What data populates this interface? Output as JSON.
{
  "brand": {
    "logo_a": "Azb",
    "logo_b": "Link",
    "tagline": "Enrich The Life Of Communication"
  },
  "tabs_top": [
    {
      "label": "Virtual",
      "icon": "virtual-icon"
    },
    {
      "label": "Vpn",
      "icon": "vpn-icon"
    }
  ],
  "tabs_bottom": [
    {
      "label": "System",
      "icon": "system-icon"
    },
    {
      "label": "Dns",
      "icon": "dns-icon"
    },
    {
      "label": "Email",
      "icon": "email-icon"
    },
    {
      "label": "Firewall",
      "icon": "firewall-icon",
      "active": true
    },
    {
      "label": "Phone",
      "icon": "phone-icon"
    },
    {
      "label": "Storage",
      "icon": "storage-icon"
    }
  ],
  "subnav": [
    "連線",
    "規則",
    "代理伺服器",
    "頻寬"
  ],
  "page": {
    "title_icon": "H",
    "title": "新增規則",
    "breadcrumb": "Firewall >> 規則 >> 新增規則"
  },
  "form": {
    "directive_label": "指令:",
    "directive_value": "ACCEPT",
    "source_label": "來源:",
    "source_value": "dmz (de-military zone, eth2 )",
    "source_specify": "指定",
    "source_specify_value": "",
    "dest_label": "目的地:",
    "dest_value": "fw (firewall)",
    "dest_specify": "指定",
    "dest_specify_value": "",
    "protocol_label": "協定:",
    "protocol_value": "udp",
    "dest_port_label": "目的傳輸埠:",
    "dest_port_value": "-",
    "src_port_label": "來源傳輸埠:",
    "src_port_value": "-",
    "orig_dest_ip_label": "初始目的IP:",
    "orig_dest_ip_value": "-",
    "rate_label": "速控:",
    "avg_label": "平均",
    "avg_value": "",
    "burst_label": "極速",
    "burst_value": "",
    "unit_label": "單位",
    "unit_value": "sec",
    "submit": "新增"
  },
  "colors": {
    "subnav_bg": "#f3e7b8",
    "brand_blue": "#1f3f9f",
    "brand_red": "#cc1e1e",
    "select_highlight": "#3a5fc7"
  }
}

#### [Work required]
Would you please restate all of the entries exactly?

#### [Response for this exercise]
What data populates this interface? Output as JSON.
{
  "brand": {
    "logo_a": "Azb",
    "logo_b": "Link",
    "tagline": "Enrich The Life Of Communication"
  },
  "tabs_top": [
    {
      "label": "Virtual",
      "icon": "virtual-icon"
    },
    {
      "label": "Vpn",
      "icon": "vpn-icon"
    }
  ],
  "tabs_bottom": [
    {
      "label": "System",
      "icon": "system-icon"
    },
    {
      "label": "Dns",
      "icon": "dns-icon"
    },
    {
      "label": "Email",
      "icon": "email-icon"
    },
    {
      "label": "Firewall",
      "icon": "firewall-icon",
      "active": true
    },
    {
      "label": "Phone",
      "icon": "phone-icon"
    },
    {
      "label": "Storage",
      "icon": "storage-icon"
    }
  ],
  "subnav": [
    "連線",
    "規則",
    "代理伺服器",
    "頻寬"
  ],
  "page": {
    "title_icon": "H",
    "title": "新增規則",
    "breadcrumb": "Firewall >> 規則 >> 新增規則"
  },
  "form": {
    "directive_label": "指令:",
    "directive_value": "ACCEPT",
    "source_label": "來源:",
    "source_value": "dmz (de-military zone, eth2 )",
    "source_specify": "指定",
    "source_specify_value": "",
    "dest_label": "目的地:",
    "dest_value": "fw (firewall)",
    "dest_specify": "指定",
    "dest_specify_value": "",
    "protocol_label": "協定:",
    "protocol_value": "udp",
    "dest_port_label": "目的傳輸埠:",
    "dest_port_value": "-",
    "src_port_label": "來源傳輸埠:",
    "src_port_value": "-",
    "orig_dest_ip_label": "初始目的IP:",
    "orig_dest_ip_value": "-",
    "rate_label": "速控:",
    "avg_label": "平均",
    "avg_value": "",
    "burst_label": "極速",
    "burst_value": "",
    "unit_label": "單位",
    "unit_value": "sec",
    "submit": "新增"
  },
  "colors": {
    "subnav_bg": "#f3e7b8",
    "brand_blue": "#1f3f9f",
    "brand_red": "#cc1e1e",
    "select_highlight": "#3a5fc7"
  }
}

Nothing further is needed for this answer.